Now when you see a book about a Greek bank robber’s exploits you’d be forgiven for half expecting the kind of obnoxious machismo found in the kind of books your racist uncle likes to live vicariously through “SAS: BORN TO FIGHT” type shit. There is none of that here,Vassilis isn’t writing to pat himself on the back or assure you how right he is with any of this, nor is he trying to prop himself up as the “Robin Hood” he is often described as. No, it’s simple and honest accounts of the shit that happened. Reading A Normal Life feels at like you’re sat in the backroom of your local chatting the shit with a mate. We’ve all exchanged our war stories over a few pints, laughing at our exploits, fuck ups and luck. Vassilis does this with sartorial workmanship, his stories are well formed and handed to you in digestabile chunks inbetween rounds. His politics are not trapped in theory and erudite rhetoric, they are the pure unadulterated love of freedom, distilled through experience. He does however takes tangents to explain a particular matter over a few paragraphs when he needs too mind. These sections come across as the tutelage of an older compatriot, wisdom being passed on between peers, there isn’t an ounce of patronising superiority. Vassilis doesn’t attempt to manipulate the reader into accepting his truth, he simply tells you how he sees it and moves on with the story.
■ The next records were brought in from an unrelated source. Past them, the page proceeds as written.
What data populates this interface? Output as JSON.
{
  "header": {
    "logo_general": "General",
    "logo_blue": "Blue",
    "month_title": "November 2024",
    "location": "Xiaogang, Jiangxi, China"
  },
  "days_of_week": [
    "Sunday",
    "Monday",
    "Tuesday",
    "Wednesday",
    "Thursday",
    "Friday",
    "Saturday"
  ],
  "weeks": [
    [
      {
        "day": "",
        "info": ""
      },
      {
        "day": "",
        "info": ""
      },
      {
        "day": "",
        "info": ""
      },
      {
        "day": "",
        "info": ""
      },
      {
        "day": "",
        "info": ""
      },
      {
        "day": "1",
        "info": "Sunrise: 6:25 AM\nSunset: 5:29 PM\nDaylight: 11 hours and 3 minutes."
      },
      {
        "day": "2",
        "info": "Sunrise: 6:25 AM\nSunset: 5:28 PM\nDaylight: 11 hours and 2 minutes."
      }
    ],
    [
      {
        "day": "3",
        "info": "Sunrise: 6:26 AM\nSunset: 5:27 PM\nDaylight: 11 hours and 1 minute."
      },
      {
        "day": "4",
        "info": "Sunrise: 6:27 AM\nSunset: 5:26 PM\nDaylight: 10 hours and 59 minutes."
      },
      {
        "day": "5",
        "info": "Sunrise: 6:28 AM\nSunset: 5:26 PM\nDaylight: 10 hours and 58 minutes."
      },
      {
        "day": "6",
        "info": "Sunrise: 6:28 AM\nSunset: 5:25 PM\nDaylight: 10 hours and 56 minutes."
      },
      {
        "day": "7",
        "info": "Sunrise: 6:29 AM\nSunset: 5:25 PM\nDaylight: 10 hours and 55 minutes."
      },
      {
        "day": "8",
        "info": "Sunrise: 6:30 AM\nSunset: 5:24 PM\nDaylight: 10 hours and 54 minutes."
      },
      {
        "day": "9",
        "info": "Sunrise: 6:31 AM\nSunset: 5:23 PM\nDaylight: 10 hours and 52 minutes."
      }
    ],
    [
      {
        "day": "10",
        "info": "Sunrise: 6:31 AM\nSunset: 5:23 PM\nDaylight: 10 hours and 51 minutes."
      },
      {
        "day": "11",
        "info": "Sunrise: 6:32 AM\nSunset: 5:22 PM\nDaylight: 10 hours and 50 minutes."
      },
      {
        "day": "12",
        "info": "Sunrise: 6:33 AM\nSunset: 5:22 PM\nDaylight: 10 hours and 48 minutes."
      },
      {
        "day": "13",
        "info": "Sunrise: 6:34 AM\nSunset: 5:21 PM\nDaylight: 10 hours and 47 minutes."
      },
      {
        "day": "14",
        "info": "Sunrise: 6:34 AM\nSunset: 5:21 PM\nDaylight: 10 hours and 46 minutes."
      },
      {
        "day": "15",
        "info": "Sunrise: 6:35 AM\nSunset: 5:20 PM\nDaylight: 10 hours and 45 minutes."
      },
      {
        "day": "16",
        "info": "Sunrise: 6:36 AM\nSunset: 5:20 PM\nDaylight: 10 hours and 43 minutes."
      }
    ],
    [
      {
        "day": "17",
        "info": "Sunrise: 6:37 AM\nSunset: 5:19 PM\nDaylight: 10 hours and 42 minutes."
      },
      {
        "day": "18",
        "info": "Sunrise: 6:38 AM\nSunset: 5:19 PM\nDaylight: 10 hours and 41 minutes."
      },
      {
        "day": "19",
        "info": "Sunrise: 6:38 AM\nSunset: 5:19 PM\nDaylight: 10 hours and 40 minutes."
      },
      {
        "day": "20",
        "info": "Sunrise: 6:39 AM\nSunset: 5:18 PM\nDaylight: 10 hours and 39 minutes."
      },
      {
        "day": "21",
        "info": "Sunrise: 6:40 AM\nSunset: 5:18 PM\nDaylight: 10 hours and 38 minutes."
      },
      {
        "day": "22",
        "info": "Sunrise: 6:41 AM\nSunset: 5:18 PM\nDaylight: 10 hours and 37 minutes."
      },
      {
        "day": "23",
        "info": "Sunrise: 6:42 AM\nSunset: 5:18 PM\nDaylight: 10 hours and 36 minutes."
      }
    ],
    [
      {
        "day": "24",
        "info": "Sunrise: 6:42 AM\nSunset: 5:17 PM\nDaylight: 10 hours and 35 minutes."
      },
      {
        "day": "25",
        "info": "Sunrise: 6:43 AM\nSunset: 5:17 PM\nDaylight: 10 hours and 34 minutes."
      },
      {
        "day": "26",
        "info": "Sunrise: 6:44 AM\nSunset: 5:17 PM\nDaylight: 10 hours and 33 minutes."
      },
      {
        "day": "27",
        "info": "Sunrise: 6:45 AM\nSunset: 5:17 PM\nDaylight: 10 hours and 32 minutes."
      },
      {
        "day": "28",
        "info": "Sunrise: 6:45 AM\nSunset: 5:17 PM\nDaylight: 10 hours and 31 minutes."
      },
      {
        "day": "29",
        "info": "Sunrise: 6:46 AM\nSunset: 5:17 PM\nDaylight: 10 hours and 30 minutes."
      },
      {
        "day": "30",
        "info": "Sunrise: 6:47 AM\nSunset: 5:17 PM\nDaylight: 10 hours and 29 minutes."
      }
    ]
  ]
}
It’s hard to ignore how romantic much of this is, his illegalist expoilts make me smile, an underdog facing an insurmountable enemy, takes them on and ultimately wins? Fuck yes. I am gripped by the accounts as much as any blockbuster movie. Vassilis is a renegade, a social bandit, a true outlaw. I read some to a friend and he tells me that he reminds him of The Wire’s Omar Little, a street level stick up man who makes a point of fucking over the drug dealers and powerful. Like Omar, Vassilis fills the the role of the fearless fighter, a criminal sure, but he’s sticking it to the bastards who commit crimes a thousand times worse. His prey are the heartless bankers and corrupt capitalists. After all what kind of bank robber gives the loot to the poor?

Hurrah for the rebel!
All of this makes it all the more suprising how he talks about the police and his kidnap victims. Vassilis sees people and talks about his enemies in a fair and even tone, humanising them without animosity except when they come to deserve it. Heck, when talking about Alexander Haitoglou, the capitalist they kidnapped and held for random over a period of days, he’s down right affectionate, tho this doesn’t dampen his observations of Haitoglou as an industrialist and all that entails.

A Normal Life is a love letter to freedom and to this day Vassilis has his freedom, having made his second escape via helicopter in February 2009. His biography first published in 2019 was an instant bestseller in Greece, while here in the UK, I dare say most of us knew very little if anything at all about the Palaiokostas brothers. I highly recommend you change this and pick up a copy, let Vassilis' stories terrify and inspire you accordingly, perhaps ultimately asking yourself about your own freedom, not just from the state but in your own life.

A Normal life is an action packed romp interspersed with deep dives into contempory history, socio-political analysis, exploration of freedom and the self against a consistant and intense love of the beauty offered up by the world and the people in it.

It’s a vital stab at the facade that is our economic jail, a powerful advocate for your own prison break. It’ll leave you questioning your own capacities, after all if not Vassilis, why not you? Be brave. ■

A Normal Life is available from Freedom Press

ISBN: 978-1-904491-40-8